Vision Zero is a road safety strategy to eliminate all traffic fatalities and severe injuries. It originated in Sweden in the late 1990s and is now gaining momentum across Europe, the U.S., and Canada. It is based on the simple idea that streets must be designed for safe speeds that accommodate human error.
What is Vision Zero?
Vision Zero refers to zero victims on the roads or no deaths or serious injuries.
Too many deaths on our streets
Across the world in 2015, there were 1.3 million deaths from roadway collisions (WHO, 2017). Internationally, traffic collisions are the tenth greatest cause of death, and Canada is no exception, with a mortality rate in 2013 that was twice that of Sweden’s (WHO, 2013).

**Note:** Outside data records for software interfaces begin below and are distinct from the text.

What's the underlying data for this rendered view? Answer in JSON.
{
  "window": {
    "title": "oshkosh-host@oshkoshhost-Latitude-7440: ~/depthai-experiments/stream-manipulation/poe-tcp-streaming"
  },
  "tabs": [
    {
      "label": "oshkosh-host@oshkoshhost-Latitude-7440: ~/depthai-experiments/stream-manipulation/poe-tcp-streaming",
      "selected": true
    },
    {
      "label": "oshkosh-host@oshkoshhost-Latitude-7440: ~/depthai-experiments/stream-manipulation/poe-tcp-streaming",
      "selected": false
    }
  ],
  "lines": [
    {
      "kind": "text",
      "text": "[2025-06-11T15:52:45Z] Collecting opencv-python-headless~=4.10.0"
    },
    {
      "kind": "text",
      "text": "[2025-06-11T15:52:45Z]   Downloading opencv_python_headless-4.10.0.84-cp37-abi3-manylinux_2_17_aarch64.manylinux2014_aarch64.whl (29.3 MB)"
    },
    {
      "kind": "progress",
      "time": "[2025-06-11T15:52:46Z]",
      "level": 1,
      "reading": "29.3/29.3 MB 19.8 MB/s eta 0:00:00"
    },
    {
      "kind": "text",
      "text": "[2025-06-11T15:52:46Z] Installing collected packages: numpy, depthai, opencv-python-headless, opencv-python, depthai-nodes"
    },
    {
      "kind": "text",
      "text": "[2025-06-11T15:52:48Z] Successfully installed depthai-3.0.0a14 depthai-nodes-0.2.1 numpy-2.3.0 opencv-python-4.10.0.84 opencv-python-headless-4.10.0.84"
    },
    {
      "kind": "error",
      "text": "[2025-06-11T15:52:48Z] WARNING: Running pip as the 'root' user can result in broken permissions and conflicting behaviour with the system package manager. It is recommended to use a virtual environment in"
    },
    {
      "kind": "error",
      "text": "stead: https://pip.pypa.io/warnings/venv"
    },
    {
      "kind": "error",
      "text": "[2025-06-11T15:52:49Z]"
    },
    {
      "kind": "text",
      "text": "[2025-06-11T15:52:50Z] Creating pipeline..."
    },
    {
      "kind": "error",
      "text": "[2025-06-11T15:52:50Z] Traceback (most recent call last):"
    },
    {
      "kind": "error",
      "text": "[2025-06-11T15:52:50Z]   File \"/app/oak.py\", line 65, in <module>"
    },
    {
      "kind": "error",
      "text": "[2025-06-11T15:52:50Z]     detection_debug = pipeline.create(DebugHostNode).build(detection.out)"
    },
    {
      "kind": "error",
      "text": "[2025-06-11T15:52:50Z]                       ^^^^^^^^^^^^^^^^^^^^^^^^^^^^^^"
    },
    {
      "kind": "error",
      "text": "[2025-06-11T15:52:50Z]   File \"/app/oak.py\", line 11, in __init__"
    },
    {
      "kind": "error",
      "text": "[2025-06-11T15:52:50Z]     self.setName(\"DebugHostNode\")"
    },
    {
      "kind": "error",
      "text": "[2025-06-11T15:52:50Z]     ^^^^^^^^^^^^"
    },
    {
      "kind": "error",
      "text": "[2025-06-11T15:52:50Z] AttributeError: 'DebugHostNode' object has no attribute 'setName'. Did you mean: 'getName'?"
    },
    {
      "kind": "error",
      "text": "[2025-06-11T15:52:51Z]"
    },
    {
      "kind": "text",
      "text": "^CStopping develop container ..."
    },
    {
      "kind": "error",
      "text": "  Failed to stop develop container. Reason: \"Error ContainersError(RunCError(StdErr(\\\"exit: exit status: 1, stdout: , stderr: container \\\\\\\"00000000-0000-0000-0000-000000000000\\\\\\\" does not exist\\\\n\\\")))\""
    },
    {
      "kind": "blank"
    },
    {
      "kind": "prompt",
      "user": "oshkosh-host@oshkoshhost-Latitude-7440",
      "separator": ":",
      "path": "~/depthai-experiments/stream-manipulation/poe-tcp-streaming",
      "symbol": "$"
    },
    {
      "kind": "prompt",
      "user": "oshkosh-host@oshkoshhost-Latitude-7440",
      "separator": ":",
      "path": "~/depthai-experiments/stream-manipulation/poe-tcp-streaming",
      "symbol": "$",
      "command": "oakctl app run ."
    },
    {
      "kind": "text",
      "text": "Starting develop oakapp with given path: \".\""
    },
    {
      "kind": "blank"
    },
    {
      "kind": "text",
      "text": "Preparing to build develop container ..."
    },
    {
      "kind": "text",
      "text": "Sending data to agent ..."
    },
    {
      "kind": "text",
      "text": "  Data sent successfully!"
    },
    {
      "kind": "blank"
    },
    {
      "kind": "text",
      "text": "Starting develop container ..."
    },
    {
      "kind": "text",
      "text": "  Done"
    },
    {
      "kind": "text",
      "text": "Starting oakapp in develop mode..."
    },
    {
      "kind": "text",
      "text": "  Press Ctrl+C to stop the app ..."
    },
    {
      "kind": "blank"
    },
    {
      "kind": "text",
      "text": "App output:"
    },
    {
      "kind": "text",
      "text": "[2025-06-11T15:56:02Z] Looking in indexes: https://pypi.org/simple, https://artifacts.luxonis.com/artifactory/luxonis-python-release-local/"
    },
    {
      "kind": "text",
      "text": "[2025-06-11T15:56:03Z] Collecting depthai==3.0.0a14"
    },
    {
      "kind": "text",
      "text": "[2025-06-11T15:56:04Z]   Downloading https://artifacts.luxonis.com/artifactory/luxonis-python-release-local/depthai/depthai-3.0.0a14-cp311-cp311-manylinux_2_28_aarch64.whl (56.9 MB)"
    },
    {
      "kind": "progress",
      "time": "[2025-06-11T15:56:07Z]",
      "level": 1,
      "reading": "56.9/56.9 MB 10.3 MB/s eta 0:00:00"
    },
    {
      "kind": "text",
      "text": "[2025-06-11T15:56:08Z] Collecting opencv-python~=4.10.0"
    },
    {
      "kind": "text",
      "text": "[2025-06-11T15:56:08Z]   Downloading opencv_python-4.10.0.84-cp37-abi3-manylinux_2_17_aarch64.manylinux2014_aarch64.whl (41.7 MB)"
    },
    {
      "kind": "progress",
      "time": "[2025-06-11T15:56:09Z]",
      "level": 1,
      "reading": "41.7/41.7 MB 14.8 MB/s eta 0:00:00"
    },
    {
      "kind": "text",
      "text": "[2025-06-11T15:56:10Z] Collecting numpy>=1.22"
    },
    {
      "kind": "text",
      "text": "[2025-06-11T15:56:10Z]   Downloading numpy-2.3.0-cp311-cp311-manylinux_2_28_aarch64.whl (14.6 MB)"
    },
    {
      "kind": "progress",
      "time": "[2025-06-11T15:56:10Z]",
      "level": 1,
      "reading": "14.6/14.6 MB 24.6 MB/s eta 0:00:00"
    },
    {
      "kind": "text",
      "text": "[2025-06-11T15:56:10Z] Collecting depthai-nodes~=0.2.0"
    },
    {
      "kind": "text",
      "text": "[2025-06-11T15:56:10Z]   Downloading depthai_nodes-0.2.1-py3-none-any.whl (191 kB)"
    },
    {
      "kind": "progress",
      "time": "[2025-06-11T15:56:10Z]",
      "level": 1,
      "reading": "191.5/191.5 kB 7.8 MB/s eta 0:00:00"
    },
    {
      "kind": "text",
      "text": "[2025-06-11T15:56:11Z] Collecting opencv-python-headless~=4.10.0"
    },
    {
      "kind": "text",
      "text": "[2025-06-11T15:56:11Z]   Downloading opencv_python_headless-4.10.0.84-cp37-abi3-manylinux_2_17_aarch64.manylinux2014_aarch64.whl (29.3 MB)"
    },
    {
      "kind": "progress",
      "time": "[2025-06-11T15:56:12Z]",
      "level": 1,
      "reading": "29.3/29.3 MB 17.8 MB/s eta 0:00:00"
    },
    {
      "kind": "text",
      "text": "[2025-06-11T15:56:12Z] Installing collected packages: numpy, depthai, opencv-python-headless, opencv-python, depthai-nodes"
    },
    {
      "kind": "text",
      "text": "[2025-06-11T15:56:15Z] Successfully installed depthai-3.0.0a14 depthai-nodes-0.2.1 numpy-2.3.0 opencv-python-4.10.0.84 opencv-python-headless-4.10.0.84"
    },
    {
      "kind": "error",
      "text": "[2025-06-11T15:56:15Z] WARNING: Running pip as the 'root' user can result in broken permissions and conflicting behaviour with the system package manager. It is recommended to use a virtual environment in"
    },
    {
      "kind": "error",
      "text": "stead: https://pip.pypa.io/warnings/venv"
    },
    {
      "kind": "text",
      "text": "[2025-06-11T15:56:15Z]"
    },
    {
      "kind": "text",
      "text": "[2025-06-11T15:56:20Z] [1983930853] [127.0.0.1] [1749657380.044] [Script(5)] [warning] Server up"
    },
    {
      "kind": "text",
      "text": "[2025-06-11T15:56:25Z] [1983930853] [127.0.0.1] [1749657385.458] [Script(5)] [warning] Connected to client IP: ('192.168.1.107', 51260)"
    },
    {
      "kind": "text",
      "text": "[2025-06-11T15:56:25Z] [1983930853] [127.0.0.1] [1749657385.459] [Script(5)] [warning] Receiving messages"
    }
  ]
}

The Vision Zero strategy operates on the basic principle that human life takes priority over mobility.
Acceptability of road deaths
The current roadways system allows drivers to take risks well beyond human capacity for impact. The human body is vulnerable, especially when involved in a collision. As they are currently designed, roads put users at risk of death on a daily basis.
Anchored in a dominat car-centric paradigm, the design of our road network does not adequately consider the risks of traffic accidents, particularly for vulnerable road users. The Vision Zero approach affirms that people fundamentally deserve safe transportation, and that it is the responsibility of governments to implement safe transportation conditions.
Vision Zero Resources
- Vision Zero communication campaign, City of Montreal
- Vision Zero in Montreal
- Vision Zero Forum, co-organized by MUEC in October 2017
- Vision Zero in Toronto
- Vision Zero in Canada
- Vision Zero in New York
- Vision Zero in Edmonton